- _TASK TO COMPLETE_:
Identify each line below that contains the word "kind", and copy it out.

- _INPUT_:
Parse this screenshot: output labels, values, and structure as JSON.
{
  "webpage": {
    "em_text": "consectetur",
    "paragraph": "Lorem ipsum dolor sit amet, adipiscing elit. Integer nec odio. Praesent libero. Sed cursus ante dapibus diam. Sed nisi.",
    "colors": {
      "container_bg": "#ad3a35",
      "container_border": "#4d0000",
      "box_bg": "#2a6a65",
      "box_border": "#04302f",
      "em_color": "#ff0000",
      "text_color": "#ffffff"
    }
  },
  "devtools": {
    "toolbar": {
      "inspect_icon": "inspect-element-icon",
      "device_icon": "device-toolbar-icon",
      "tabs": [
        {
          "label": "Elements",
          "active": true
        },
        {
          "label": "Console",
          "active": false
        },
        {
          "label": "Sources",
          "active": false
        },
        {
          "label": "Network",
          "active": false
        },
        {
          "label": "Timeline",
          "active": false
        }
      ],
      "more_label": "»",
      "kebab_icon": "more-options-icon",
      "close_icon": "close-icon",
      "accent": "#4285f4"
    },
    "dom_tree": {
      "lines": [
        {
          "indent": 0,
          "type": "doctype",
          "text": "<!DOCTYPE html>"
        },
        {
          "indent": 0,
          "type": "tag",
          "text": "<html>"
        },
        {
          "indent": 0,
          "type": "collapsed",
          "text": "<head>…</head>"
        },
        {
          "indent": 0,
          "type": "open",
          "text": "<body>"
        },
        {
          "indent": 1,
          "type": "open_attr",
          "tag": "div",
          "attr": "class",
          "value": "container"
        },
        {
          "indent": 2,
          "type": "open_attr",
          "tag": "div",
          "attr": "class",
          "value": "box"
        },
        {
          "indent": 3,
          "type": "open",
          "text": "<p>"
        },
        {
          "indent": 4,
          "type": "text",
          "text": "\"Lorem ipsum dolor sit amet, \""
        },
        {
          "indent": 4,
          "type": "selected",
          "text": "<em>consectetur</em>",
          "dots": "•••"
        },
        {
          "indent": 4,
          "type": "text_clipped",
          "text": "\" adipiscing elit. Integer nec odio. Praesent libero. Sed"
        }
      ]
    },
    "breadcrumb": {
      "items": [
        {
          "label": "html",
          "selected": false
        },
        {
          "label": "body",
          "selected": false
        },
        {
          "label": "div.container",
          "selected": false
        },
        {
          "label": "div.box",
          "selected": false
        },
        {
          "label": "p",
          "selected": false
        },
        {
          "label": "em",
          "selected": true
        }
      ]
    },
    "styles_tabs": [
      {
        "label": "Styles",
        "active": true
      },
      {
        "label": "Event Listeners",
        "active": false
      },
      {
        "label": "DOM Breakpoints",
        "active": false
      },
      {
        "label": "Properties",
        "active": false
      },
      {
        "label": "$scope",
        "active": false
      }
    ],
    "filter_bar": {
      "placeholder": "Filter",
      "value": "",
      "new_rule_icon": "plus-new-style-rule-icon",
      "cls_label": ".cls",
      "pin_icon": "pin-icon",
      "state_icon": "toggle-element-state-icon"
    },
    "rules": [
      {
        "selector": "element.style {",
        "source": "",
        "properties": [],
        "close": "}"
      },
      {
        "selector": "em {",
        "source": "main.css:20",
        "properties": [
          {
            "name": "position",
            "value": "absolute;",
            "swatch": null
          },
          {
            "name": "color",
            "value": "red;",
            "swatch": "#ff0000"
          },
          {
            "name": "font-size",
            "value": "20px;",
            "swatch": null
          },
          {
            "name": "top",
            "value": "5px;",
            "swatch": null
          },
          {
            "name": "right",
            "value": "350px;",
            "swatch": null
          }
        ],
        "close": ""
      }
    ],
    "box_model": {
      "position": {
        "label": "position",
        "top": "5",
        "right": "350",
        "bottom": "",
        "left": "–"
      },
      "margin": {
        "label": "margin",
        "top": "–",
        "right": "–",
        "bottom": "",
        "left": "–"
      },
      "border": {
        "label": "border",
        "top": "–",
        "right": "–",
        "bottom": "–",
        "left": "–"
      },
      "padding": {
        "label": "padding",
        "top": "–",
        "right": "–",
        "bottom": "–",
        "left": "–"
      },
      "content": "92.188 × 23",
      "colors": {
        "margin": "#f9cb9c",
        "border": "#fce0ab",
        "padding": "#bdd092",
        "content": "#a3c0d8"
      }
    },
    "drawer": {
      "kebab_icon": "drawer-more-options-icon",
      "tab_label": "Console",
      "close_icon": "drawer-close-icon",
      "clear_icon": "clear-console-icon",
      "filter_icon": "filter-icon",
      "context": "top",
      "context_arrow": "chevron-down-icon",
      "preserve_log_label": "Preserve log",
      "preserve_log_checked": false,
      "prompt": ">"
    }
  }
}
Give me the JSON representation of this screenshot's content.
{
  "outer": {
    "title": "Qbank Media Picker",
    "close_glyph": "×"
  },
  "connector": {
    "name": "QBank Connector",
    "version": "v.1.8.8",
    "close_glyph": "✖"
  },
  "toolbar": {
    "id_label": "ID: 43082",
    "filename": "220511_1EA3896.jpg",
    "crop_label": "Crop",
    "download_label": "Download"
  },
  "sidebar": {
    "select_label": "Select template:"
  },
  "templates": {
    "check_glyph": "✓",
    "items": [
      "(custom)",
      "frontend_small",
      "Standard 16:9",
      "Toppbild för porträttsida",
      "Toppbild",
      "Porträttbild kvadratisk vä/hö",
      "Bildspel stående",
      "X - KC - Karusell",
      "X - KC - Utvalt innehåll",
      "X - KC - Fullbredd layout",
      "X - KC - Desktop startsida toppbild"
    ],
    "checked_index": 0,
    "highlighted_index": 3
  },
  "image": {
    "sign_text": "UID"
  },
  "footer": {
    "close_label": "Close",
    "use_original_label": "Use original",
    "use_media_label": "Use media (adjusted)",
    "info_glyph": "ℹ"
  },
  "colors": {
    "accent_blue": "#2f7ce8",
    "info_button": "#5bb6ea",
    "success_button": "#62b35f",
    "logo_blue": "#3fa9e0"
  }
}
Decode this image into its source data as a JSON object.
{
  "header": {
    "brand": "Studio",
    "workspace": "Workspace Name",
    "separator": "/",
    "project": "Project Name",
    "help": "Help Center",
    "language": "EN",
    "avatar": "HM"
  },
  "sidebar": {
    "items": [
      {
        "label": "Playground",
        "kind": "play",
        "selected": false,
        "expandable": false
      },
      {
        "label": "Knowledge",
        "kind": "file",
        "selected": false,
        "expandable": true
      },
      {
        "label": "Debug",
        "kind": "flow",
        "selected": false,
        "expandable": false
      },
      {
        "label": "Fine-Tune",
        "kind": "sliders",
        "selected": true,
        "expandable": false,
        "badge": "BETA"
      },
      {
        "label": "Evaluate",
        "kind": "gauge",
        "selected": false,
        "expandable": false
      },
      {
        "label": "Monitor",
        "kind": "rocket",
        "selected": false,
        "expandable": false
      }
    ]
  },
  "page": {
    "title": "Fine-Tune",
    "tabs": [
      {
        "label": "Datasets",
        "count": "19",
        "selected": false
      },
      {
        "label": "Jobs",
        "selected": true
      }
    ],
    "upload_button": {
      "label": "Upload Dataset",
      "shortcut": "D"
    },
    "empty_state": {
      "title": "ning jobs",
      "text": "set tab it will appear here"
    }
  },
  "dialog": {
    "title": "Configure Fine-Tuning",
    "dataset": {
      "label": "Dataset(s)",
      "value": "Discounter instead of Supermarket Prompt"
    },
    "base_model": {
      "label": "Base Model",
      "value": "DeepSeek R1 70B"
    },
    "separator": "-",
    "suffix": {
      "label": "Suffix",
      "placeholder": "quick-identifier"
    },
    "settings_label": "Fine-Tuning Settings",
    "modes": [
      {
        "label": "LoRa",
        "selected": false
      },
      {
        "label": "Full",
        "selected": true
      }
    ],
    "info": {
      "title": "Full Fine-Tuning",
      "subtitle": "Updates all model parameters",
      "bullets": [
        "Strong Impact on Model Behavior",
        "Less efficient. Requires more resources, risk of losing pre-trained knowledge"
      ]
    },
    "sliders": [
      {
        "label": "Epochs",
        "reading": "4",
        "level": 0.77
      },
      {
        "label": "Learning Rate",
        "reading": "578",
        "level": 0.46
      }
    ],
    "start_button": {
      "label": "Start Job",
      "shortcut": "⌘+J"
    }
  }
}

- _ANSWER_:
        "kind": "play",
        "kind": "file",
        "kind": "flow",
        "kind": "sliders",
        "kind": "gauge",
        "kind": "rocket",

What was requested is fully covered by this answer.